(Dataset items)
--
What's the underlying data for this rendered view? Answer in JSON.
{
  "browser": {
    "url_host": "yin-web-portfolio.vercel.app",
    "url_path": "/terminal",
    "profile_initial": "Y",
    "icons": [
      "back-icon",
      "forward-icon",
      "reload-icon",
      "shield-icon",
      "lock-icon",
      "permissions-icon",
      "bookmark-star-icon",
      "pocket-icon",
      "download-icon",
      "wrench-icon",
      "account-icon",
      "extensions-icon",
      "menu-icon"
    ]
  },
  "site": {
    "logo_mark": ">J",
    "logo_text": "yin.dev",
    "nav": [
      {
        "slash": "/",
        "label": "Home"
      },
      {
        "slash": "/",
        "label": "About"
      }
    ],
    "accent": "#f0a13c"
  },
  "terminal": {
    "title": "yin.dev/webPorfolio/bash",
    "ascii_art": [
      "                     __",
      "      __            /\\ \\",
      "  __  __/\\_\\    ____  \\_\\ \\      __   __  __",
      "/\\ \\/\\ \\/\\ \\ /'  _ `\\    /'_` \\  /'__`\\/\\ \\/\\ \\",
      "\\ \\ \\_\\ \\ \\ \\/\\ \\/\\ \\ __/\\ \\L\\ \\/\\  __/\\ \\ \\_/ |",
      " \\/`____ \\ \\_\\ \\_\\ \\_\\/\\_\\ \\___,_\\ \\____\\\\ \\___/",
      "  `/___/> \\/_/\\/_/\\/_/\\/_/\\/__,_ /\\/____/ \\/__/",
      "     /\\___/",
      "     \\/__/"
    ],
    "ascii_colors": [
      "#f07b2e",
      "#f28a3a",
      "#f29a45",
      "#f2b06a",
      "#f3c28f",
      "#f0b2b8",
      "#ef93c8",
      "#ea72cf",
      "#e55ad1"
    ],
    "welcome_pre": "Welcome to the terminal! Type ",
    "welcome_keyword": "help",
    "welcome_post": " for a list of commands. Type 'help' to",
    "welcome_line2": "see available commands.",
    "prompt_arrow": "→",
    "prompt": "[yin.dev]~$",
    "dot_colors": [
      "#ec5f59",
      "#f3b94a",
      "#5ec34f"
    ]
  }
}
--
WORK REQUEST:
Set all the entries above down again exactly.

EXERCISE SOLUTION:
What's the underlying data for this rendered view? Answer in JSON.
{
  "browser": {
    "url_host": "yin-web-portfolio.vercel.app",
    "url_path": "/terminal",
    "profile_initial": "Y",
    "icons": [
      "back-icon",
      "forward-icon",
      "reload-icon",
      "shield-icon",
      "lock-icon",
      "permissions-icon",
      "bookmark-star-icon",
      "pocket-icon",
      "download-icon",
      "wrench-icon",
      "account-icon",
      "extensions-icon",
      "menu-icon"
    ]
  },
  "site": {
    "logo_mark": ">J",
    "logo_text": "yin.dev",
    "nav": [
      {
        "slash": "/",
        "label": "Home"
      },
      {
        "slash": "/",
        "label": "About"
      }
    ],
    "accent": "#f0a13c"
  },
  "terminal": {
    "title": "yin.dev/webPorfolio/bash",
    "ascii_art": [
      "                     __",
      "      __            /\\ \\",
      "  __  __/\\_\\    ____  \\_\\ \\      __   __  __",
      "/\\ \\/\\ \\/\\ \\ /'  _ `\\    /'_` \\  /'__`\\/\\ \\/\\ \\",
      "\\ \\ \\_\\ \\ \\ \\/\\ \\/\\ \\ __/\\ \\L\\ \\/\\  __/\\ \\ \\_/ |",
      " \\/`____ \\ \\_\\ \\_\\ \\_\\/\\_\\ \\___,_\\ \\____\\\\ \\___/",
      "  `/___/> \\/_/\\/_/\\/_/\\/_/\\/__,_ /\\/____/ \\/__/",
      "     /\\___/",
      "     \\/__/"
    ],
    "ascii_colors": [
      "#f07b2e",
      "#f28a3a",
      "#f29a45",
      "#f2b06a",
      "#f3c28f",
      "#f0b2b8",
      "#ef93c8",
      "#ea72cf",
      "#e55ad1"
    ],
    "welcome_pre": "Welcome to the terminal! Type ",
    "welcome_keyword": "help",
    "welcome_post": " for a list of commands. Type 'help' to",
    "welcome_line2": "see available commands.",
    "prompt_arrow": "→",
    "prompt": "[yin.dev]~$",
    "dot_colors": [
      "#ec5f59",
      "#f3b94a",
      "#5ec34f"
    ]
  }
}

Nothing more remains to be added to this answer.